Anywho, one of the coolest things I saw was a video of some of paintings towards the end of the museum. It showcased the original las meninas painting by valezquez that picasso based an impressive 57 painting on. The cool thing was it overlayed picassos work on the painting so you could see the inspiration and get a glimpse into picassos brain.

Im doing this on my phone so I'm not sure how the pics will upload but I'm hoping you can see the picture of the little girl and then picassos interpretation. It's quite extraordinary. I'm sure I'll have more Spain stories to tell but so far Barcelona is as amazing as I remember and am looking forward to the weekend!

Ps for those of you wondering why I'm not working, it's remembrance day in France. Yay holidays.

Sunday, November 06, 2011

Bikes in Amsterdam

How many bikes are fished out the canal in Amsterdam?

Answer: A LOT
Look at that claw!! It's huge, sort of like those games at the carnival.

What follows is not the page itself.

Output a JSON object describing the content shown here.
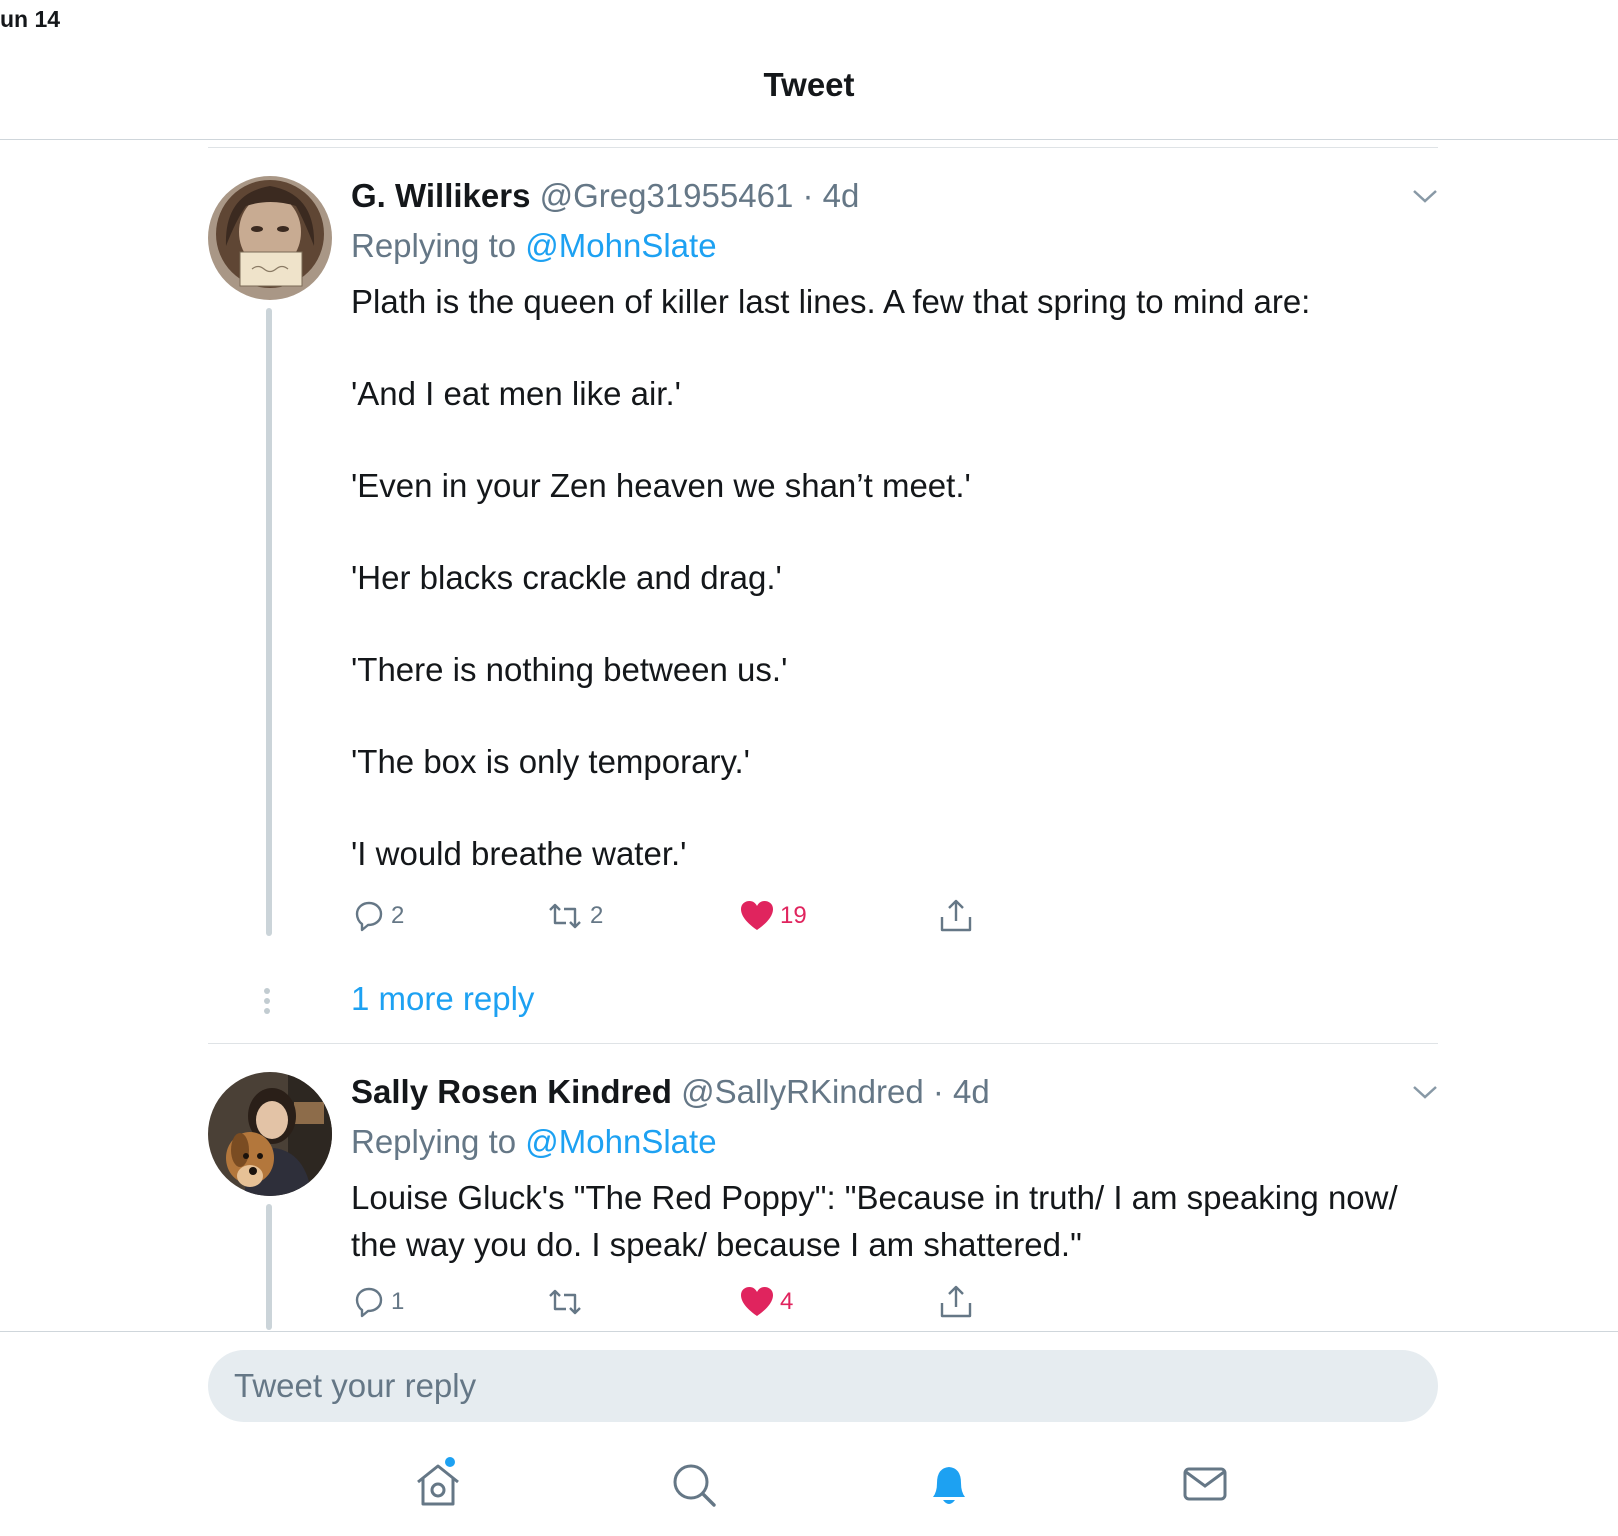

I have never seen as many bikes as I've seen in Amsterdam. And where do they park them all?

Answer: In a bike parking garage of course.
Incredible. I love that city.

Wednesday, November 02, 2011

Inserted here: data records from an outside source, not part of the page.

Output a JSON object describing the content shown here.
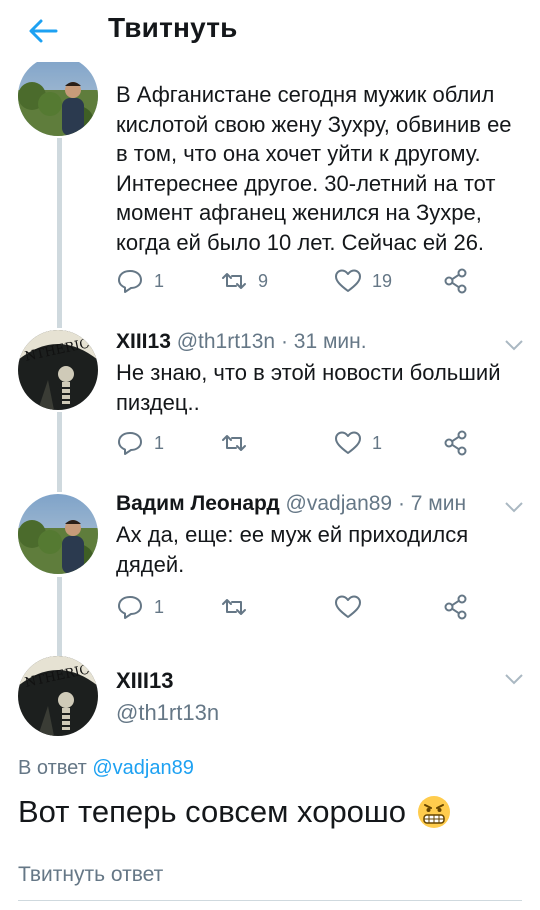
{
  "header": {
    "title": "Твитнуть"
  },
  "colors": {
    "accent": "#1da1f2",
    "text": "#14171a",
    "secondary": "#657786",
    "divider": "#cfd9de"
  },
  "tweets": [
    {
      "text_lines": [
        "В Афганистане сегодня мужик облил",
        "кислотой свою жену Зухру, обвинив ее",
        "в том, что она хочет уйти к другому.",
        "Интереснее другое. 30-летний на тот",
        "момент афганец женился на Зухре,",
        "когда ей было 10 лет. Сейчас ей 26."
      ],
      "replies": "1",
      "retweets": "9",
      "likes": "19"
    },
    {
      "name": "XIII13",
      "handle": "@th1rt13n",
      "time": "· 31 мин.",
      "text_lines": [
        "Не знаю, что в этой новости больший",
        "пиздец.."
      ],
      "replies": "1",
      "retweets": "",
      "likes": "1"
    },
    {
      "name": "Вадим Леонард",
      "handle": "@vadjan89",
      "time": "· 7 мин",
      "text_lines": [
        "Ах да, еще: ее муж ей приходился",
        "дядей."
      ],
      "replies": "1",
      "retweets": "",
      "likes": ""
    }
  ],
  "main": {
    "name": "XIII13",
    "handle": "@th1rt13n",
    "reply_prefix": "В ответ",
    "reply_handle": "@vadjan89",
    "text": "Вот теперь совсем хорошо",
    "emoji": "grimacing-face-emoji"
  },
  "compose": {
    "placeholder": "Твитнуть ответ"
  }
}
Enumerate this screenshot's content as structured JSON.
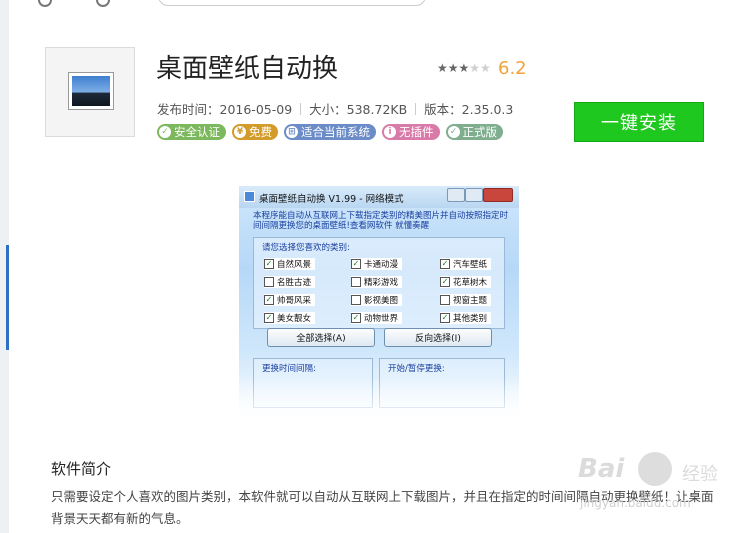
{
  "app": {
    "title": "桌面壁纸自动换",
    "rating": "6.2",
    "stars": {
      "filled": 3,
      "total": 5
    },
    "meta": {
      "publish": "发布时间：2016-05-09",
      "size": "大小：538.72KB",
      "version": "版本：2.35.0.3"
    },
    "badges": [
      {
        "label": "安全认证",
        "color": "#7cb95c",
        "icon": "shield-icon",
        "glyph": "✓"
      },
      {
        "label": "免费",
        "color": "#d39b2a",
        "icon": "coin-icon",
        "glyph": "¥"
      },
      {
        "label": "适合当前系统",
        "color": "#6b8cc7",
        "icon": "windows-icon",
        "glyph": "⊞"
      },
      {
        "label": "无插件",
        "color": "#d97ba8",
        "icon": "info-icon",
        "glyph": "i"
      },
      {
        "label": "正式版",
        "color": "#7fae8f",
        "icon": "check-icon",
        "glyph": "✓"
      }
    ],
    "install_label": "一键安装"
  },
  "screenshot": {
    "window_title": "桌面壁纸自动换 V1.99 - 网络模式",
    "notice": "本程序能自动从互联网上下载指定类别的精美图片并自动按照指定时间间隔更换您的桌面壁纸!查看网软件 就懂奏醒",
    "categories_label": "请您选择您喜欢的类别:",
    "categories": [
      {
        "label": "自然风景",
        "checked": true
      },
      {
        "label": "卡通动漫",
        "checked": true
      },
      {
        "label": "汽车壁纸",
        "checked": true
      },
      {
        "label": "名胜古迹",
        "checked": false
      },
      {
        "label": "精彩游戏",
        "checked": false
      },
      {
        "label": "花草树木",
        "checked": true
      },
      {
        "label": "帅哥风采",
        "checked": true
      },
      {
        "label": "影视美图",
        "checked": false
      },
      {
        "label": "视窗主题",
        "checked": false
      },
      {
        "label": "美女靓女",
        "checked": true
      },
      {
        "label": "动物世界",
        "checked": true
      },
      {
        "label": "其他类别",
        "checked": true
      }
    ],
    "select_all": "全部选择(A)",
    "invert_select": "反向选择(I)",
    "interval_label": "更换时间间隔:",
    "toggle_label": "开始/暂停更换:"
  },
  "intro": {
    "title": "软件简介",
    "text": "只需要设定个人喜欢的图片类别，本软件就可以自动从互联网上下载图片，并且在指定的时间间隔自动更换壁纸！让桌面背景天天都有新的气息。"
  },
  "watermark": {
    "brand": "Bai",
    "suffix": "经验",
    "url": "jingyan.baidu.com"
  }
}
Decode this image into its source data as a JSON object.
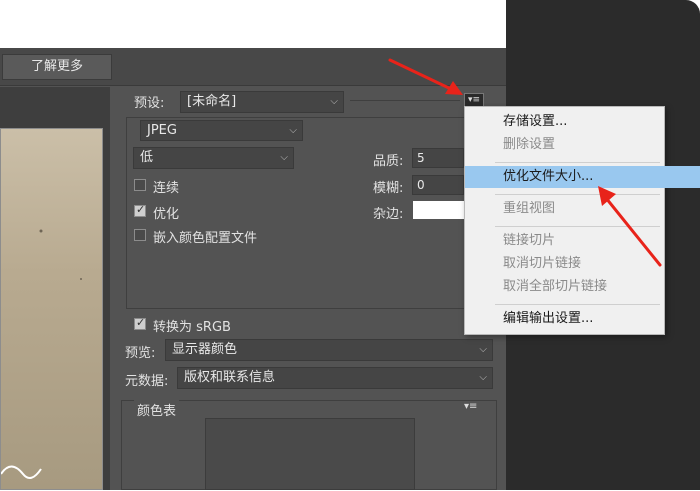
{
  "toolbar": {
    "learn_more": "了解更多"
  },
  "settings": {
    "preset_label": "预设:",
    "preset_value": "[未命名]",
    "format_value": "JPEG",
    "quality_preset": "低",
    "quality_label": "品质:",
    "quality_value": "5",
    "blur_label": "模糊:",
    "blur_value": "0",
    "matte_label": "杂边:",
    "progressive_label": "连续",
    "progressive_checked": false,
    "optimized_label": "优化",
    "optimized_checked": true,
    "embed_profile_label": "嵌入颜色配置文件",
    "embed_profile_checked": false,
    "convert_srgb_label": "转换为 sRGB",
    "convert_srgb_checked": true,
    "preview_label": "预览:",
    "preview_value": "显示器颜色",
    "metadata_label": "元数据:",
    "metadata_value": "版权和联系信息",
    "color_table_label": "颜色表"
  },
  "menu": {
    "items": [
      {
        "label": "存储设置...",
        "disabled": false
      },
      {
        "label": "删除设置",
        "disabled": true
      },
      {
        "label": "优化文件大小...",
        "disabled": false,
        "highlighted": true
      },
      {
        "label": "重组视图",
        "disabled": true
      },
      {
        "label": "链接切片",
        "disabled": true
      },
      {
        "label": "取消切片链接",
        "disabled": true
      },
      {
        "label": "取消全部切片链接",
        "disabled": true
      },
      {
        "label": "编辑输出设置...",
        "disabled": false
      }
    ]
  },
  "colors": {
    "highlight": "#99c8ef",
    "arrow": "#e8231a",
    "panel": "#535353"
  },
  "icons": {
    "panel_menu": "panel-menu-icon",
    "dropdown": "chevron-down-icon",
    "check": "check-icon"
  }
}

Wine poker

So I'm in Amsterdam for an innovation summit the past two days...this city is amazing. I can't believe I haven't been here before.

Anywho, the important story is how I won 'wine poker' last night. We were at a 'bonding' event (love corporate culture ha) and one of the games was to correctly identify 6 wines made by the same grape. Full disclosure; it was multiple choice. HOWEVER, I'm quite proud that I got all 6 right. Around the table were 3 guys from France, a girl from Belgium, another from Austria and one from England. One of the French guys got all 6 right as well so we had a 'smell off'. We were given three bottles with different scents and we had to properly identify them. The first was vanilla (easy) the second was toast (I said chestnut) and the third that gave me the win was pineapple. I'd like to go ahead and thank the country of Thailand for introducing me to that beautiful fruit.

The Europeans were unimpressed that my palate was a tad more discerning than theirs. Apparently Cabernet Sauvignon is tough to identify (for some ha). And in typical American fashion I gloated the whole night about my win. My parents would be proud.